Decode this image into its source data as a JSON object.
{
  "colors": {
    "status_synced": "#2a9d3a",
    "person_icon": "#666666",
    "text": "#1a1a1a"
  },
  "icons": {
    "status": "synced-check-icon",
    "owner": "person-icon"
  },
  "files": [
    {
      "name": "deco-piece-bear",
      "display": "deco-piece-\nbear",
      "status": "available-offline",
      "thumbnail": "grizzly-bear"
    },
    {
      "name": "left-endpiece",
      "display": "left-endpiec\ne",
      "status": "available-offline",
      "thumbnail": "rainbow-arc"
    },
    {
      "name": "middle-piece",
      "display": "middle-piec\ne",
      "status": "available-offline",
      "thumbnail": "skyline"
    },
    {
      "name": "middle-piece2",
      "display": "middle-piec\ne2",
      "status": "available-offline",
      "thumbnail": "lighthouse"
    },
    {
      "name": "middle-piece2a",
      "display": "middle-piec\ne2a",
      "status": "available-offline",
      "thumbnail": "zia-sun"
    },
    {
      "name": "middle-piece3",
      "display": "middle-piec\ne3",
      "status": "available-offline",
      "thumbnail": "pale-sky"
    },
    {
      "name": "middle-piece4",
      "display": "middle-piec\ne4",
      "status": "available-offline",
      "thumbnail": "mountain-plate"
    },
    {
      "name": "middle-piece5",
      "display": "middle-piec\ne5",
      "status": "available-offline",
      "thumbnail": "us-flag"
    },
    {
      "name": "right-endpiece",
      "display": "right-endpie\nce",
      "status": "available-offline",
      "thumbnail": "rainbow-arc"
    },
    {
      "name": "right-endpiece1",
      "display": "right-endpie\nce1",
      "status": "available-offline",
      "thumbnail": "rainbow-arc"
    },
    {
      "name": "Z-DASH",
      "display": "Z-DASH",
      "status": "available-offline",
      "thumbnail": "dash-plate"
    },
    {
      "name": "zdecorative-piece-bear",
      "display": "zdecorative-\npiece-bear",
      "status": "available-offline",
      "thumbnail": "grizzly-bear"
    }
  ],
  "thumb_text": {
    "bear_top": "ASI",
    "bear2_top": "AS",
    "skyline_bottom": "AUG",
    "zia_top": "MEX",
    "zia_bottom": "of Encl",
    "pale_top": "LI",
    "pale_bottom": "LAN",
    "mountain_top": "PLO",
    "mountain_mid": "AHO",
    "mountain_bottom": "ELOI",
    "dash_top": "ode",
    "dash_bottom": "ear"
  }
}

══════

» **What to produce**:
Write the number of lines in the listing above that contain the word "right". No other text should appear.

» **Answer area**:
4